CHEMALYSo, first of all, I think we need to acknowledge, which is hard for many people, that women don't have equality. And as a function of status, we are subjected to this behavior. And very often when I talk about this, I start with the stories of the rapes of boys in the Catholic Church, in the Boy Scouts, at Penn State. We see rape in the military, and in those cases, it's very clear that this is an abuse of power, but because of the nature of our intimate relationships, because of the closeness between men and women in our society.
CHEMALYAnd it's a society that believes that it's democratic. We don't have that conversation about status. It just makes us more vulnerable and it means that we're less credible. So when you see all of these people talking about assaults by men in these cases, with high status, it's a reflection of those imbalances of power.
REHMHow can we take the first step to changing the attitudes of men and women about what's happening? Debra.
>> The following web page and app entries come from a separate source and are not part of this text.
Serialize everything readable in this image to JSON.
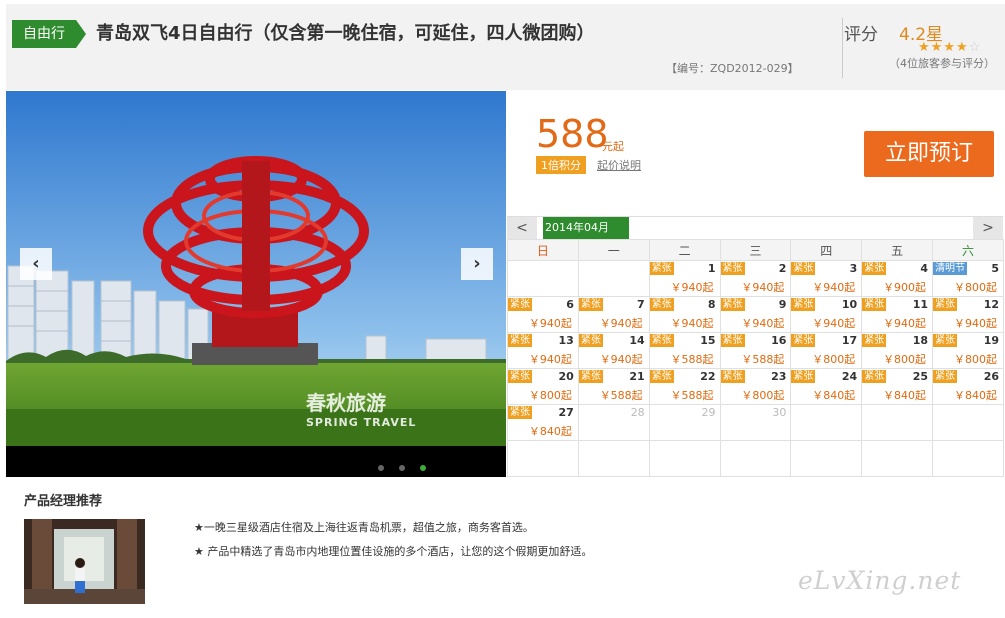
{
  "header": {
    "tag": "自由行",
    "title": "青岛双飞4日自由行（仅含第一晚住宿，可延住，四人微团购）",
    "code": "【编号：ZQD2012-029】",
    "rating_label": "评分",
    "rating_value": "4.2星",
    "rating_stars": 4.2,
    "rating_count": "（4位旅客参与评分）"
  },
  "gallery": {
    "prev_icon": "‹",
    "next_icon": "›",
    "slide_count": 3,
    "active_slide": 3,
    "watermark_cn": "春秋旅游",
    "watermark_en": "SPRING TRAVEL"
  },
  "pricing": {
    "price": "588",
    "unit": "元起",
    "points": "1倍积分",
    "note": "起价说明",
    "book_button": "立即预订"
  },
  "calendar": {
    "prev": "<",
    "next": ">",
    "month": "2014年04月",
    "weekdays": [
      "日",
      "一",
      "二",
      "三",
      "四",
      "五",
      "六"
    ],
    "weeks": [
      [
        {
          "day": "",
          "badge": "",
          "price": ""
        },
        {
          "day": "",
          "badge": "",
          "price": ""
        },
        {
          "day": "1",
          "badge": "紧张",
          "price": "￥940起"
        },
        {
          "day": "2",
          "badge": "紧张",
          "price": "￥940起"
        },
        {
          "day": "3",
          "badge": "紧张",
          "price": "￥940起"
        },
        {
          "day": "4",
          "badge": "紧张",
          "price": "￥900起"
        },
        {
          "day": "5",
          "badge": "清明节",
          "price": "￥800起",
          "holiday": true
        }
      ],
      [
        {
          "day": "6",
          "badge": "紧张",
          "price": "￥940起"
        },
        {
          "day": "7",
          "badge": "紧张",
          "price": "￥940起"
        },
        {
          "day": "8",
          "badge": "紧张",
          "price": "￥940起"
        },
        {
          "day": "9",
          "badge": "紧张",
          "price": "￥940起"
        },
        {
          "day": "10",
          "badge": "紧张",
          "price": "￥940起"
        },
        {
          "day": "11",
          "badge": "紧张",
          "price": "￥940起"
        },
        {
          "day": "12",
          "badge": "紧张",
          "price": "￥940起"
        }
      ],
      [
        {
          "day": "13",
          "badge": "紧张",
          "price": "￥940起"
        },
        {
          "day": "14",
          "badge": "紧张",
          "price": "￥940起"
        },
        {
          "day": "15",
          "badge": "紧张",
          "price": "￥588起"
        },
        {
          "day": "16",
          "badge": "紧张",
          "price": "￥588起"
        },
        {
          "day": "17",
          "badge": "紧张",
          "price": "￥800起"
        },
        {
          "day": "18",
          "badge": "紧张",
          "price": "￥800起"
        },
        {
          "day": "19",
          "badge": "紧张",
          "price": "￥800起"
        }
      ],
      [
        {
          "day": "20",
          "badge": "紧张",
          "price": "￥800起"
        },
        {
          "day": "21",
          "badge": "紧张",
          "price": "￥588起"
        },
        {
          "day": "22",
          "badge": "紧张",
          "price": "￥588起"
        },
        {
          "day": "23",
          "badge": "紧张",
          "price": "￥800起"
        },
        {
          "day": "24",
          "badge": "紧张",
          "price": "￥840起"
        },
        {
          "day": "25",
          "badge": "紧张",
          "price": "￥840起"
        },
        {
          "day": "26",
          "badge": "紧张",
          "price": "￥840起"
        }
      ],
      [
        {
          "day": "27",
          "badge": "紧张",
          "price": "￥840起"
        },
        {
          "day": "28",
          "badge": "",
          "price": "",
          "dim": true
        },
        {
          "day": "29",
          "badge": "",
          "price": "",
          "dim": true
        },
        {
          "day": "30",
          "badge": "",
          "price": "",
          "dim": true
        },
        {
          "day": "",
          "badge": "",
          "price": ""
        },
        {
          "day": "",
          "badge": "",
          "price": ""
        },
        {
          "day": "",
          "badge": "",
          "price": ""
        }
      ],
      [
        {
          "day": "",
          "badge": "",
          "price": ""
        },
        {
          "day": "",
          "badge": "",
          "price": ""
        },
        {
          "day": "",
          "badge": "",
          "price": ""
        },
        {
          "day": "",
          "badge": "",
          "price": ""
        },
        {
          "day": "",
          "badge": "",
          "price": ""
        },
        {
          "day": "",
          "badge": "",
          "price": ""
        },
        {
          "day": "",
          "badge": "",
          "price": ""
        }
      ]
    ]
  },
  "manager": {
    "title": "产品经理推荐",
    "points": [
      "★一晚三星级酒店住宿及上海往返青岛机票，超值之旅，商务客首选。",
      "★ 产品中精选了青岛市内地理位置佳设施的多个酒店，让您的这个假期更加舒适。"
    ]
  },
  "watermark": "eLvXing.net",
  "colors": {
    "accent_green": "#2e8b2e",
    "price_orange": "#e26a17",
    "badge_orange": "#f0a020",
    "button_orange": "#ec6a1d",
    "holiday_blue": "#5b9bd5"
  }
}
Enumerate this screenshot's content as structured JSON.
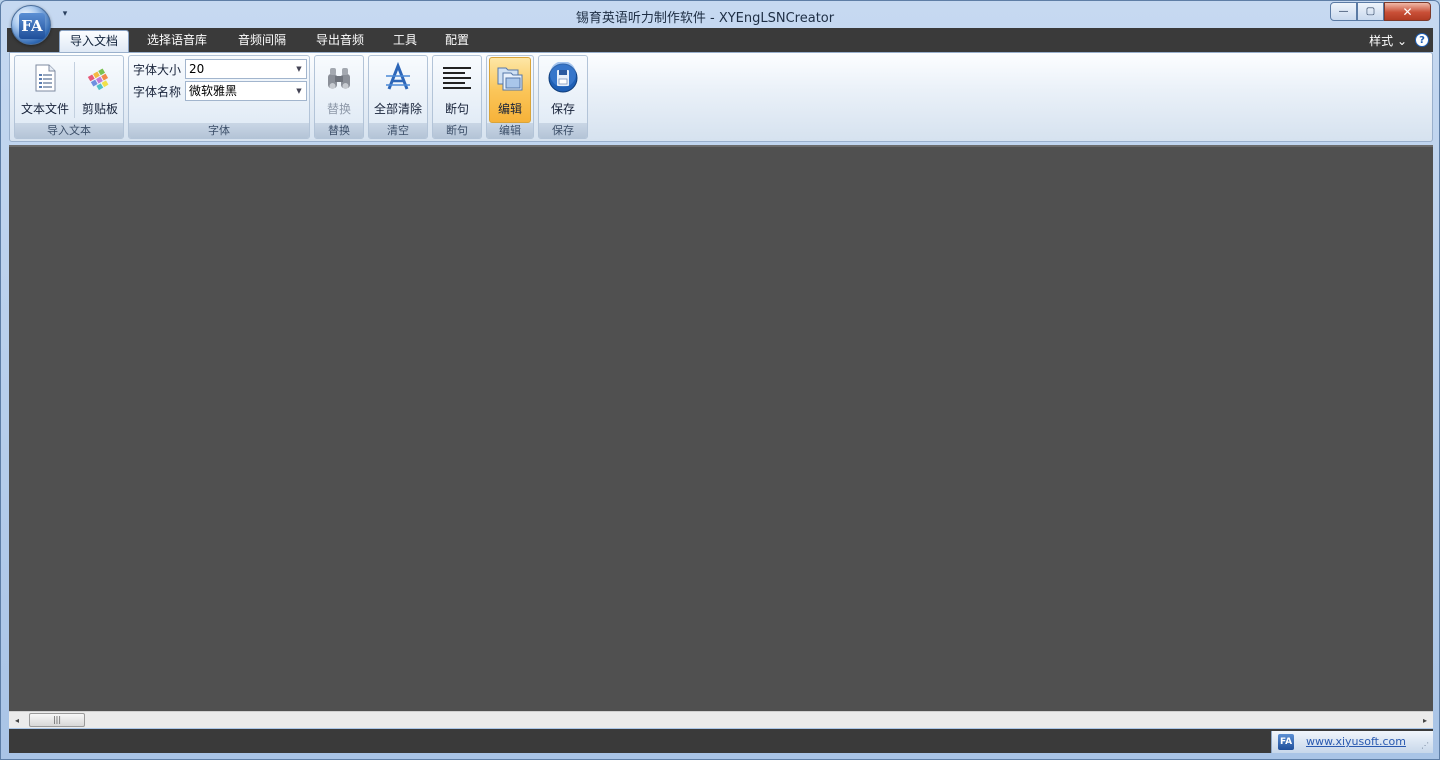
{
  "window": {
    "title": "锡育英语听力制作软件 - XYEngLSNCreator",
    "app_logo": "FA",
    "qat_icon": "▾",
    "controls": {
      "minimize": "—",
      "maximize": "▢",
      "close": "✕"
    }
  },
  "tabs": [
    {
      "label": "导入文档",
      "active": true
    },
    {
      "label": "选择语音库",
      "active": false
    },
    {
      "label": "音频间隔",
      "active": false
    },
    {
      "label": "导出音频",
      "active": false
    },
    {
      "label": "工具",
      "active": false
    },
    {
      "label": "配置",
      "active": false
    }
  ],
  "style_menu": {
    "label": "样式",
    "arrow": "⌄"
  },
  "help": {
    "icon": "?"
  },
  "ribbon": {
    "import_group": {
      "label": "导入文本",
      "text_file": "文本文件",
      "clipboard": "剪贴板"
    },
    "font_group": {
      "label": "字体",
      "size_label": "字体大小",
      "size_value": "20",
      "name_label": "字体名称",
      "name_value": "微软雅黑",
      "arrow": "▼"
    },
    "replace_group": {
      "label": "替换",
      "button": "替换"
    },
    "clear_group": {
      "label": "清空",
      "button": "全部清除"
    },
    "split_group": {
      "label": "断句",
      "button": "断句"
    },
    "edit_group": {
      "label": "编辑",
      "button": "编辑"
    },
    "save_group": {
      "label": "保存",
      "button": "保存"
    }
  },
  "scrollbar": {
    "left": "◂",
    "right": "▸",
    "grip": "|||"
  },
  "status": {
    "logo": "FA",
    "link": "www.xiyusoft.com",
    "grip": "⋰"
  },
  "colors": {
    "content_bg": "#505050",
    "tab_strip": "#3a3a3a",
    "edit_active": "#fbc65a"
  }
}
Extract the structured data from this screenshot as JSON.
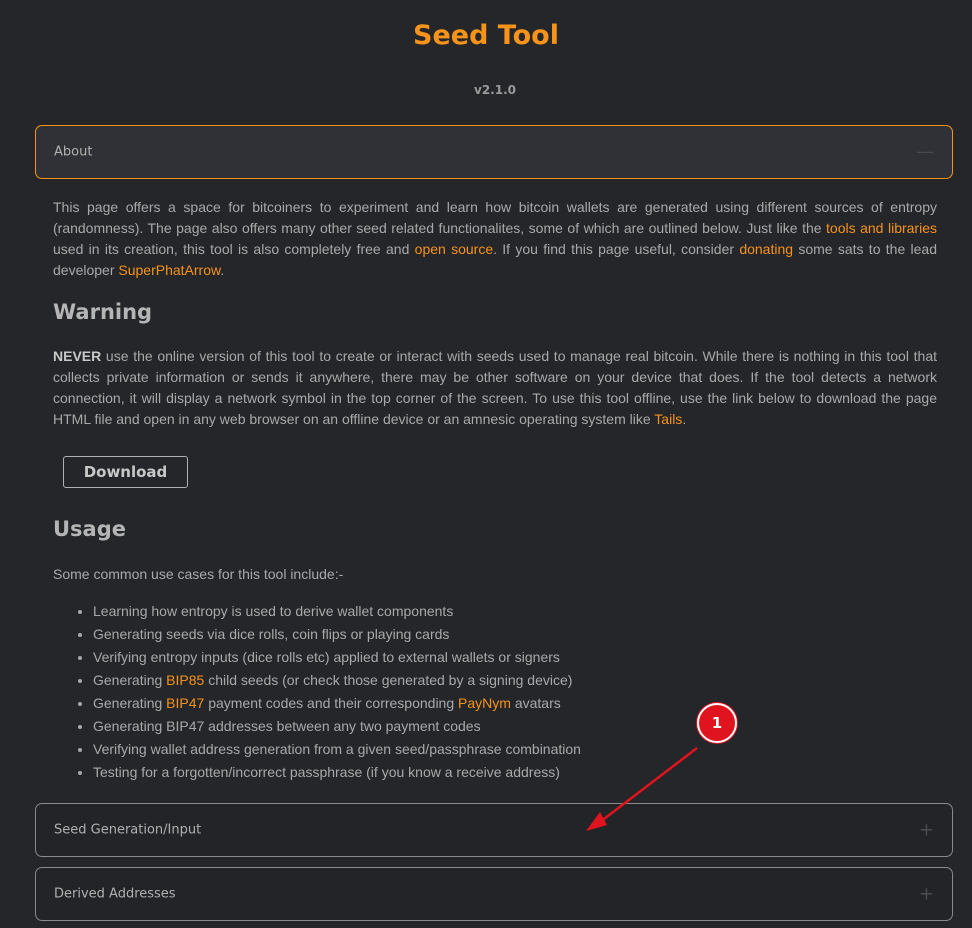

KATZWell, this, this discussion is very useful, but examples of people like Gretchen Carlson coming forward and calling it for exactly what it was with Roger Ailes. And initially, Ailes brought women forward to say this didn't happen. You had Bill O'Reilly coming forward. This is not the man I know. And the reality is, if she had not taped these conversations, Roger Ailes would probably still be in the C suite. The women need to understand that when this goes on, they need to document it.
KATZThey need to preserve evidence, because automatically, they will be disbelieved. And to see Roger Ailes go from where he went to now being a top advisor to Donald Trump, leaving with a 40 million dollar golden parachute. It's sickening.
REHMFrom your point of view, Jackson, briefly, first steps.
KATZWe have to defeat Donald Trump in November. I think it's the greatest bystander moment in, perhaps, in history. We have a chance, at the ballot box, to say this is unacceptable. He's crossed all these different lines, whether it's racism or sexism or sexual objectification or predatory behavior. And those of us who support him who vote for him, are in a sense, being complicit bystanders and enablers of that kind of behavior, because, because, we are -- who the President is matters. And what it teaches young people and older people what are values are.
KATZAnd the President embodies the country in a certain way. And we have a chance to make a really strong statement that this is completely unacceptable in moving forward. And in particular, Diane, what we need is we need more adult men who are willing to take some stances and stand with women as our partners and our allies and really take some risks and provide some leadership.
REHMAbsolutely. Great discussion from all of you. Thank you so much.
KATZThank you so much.
CHEMALYThank you, Diane.
REHMJackson Katz of Mentors in Violence Prevention program, Soraya Chemaly, Director of the Women's Media Center Speech Project, Debra Katz, founding partner of Katz, Marshall and Banks. This discussion will continue. Thanks for listening all. I'm Diane Rehm.
Most Recent Shows
Why Diane's guest Ben Wittes says no.
In this moment of political discontent, when we talk of deep divides and a growing sense that our democracy has gone off track, historians counsel us to look to our…
A government report on climate change makes clear the need for immediate action but the Trump administration dismisses the findings and pushes forward with policies that will increase greenhouse gas emissions.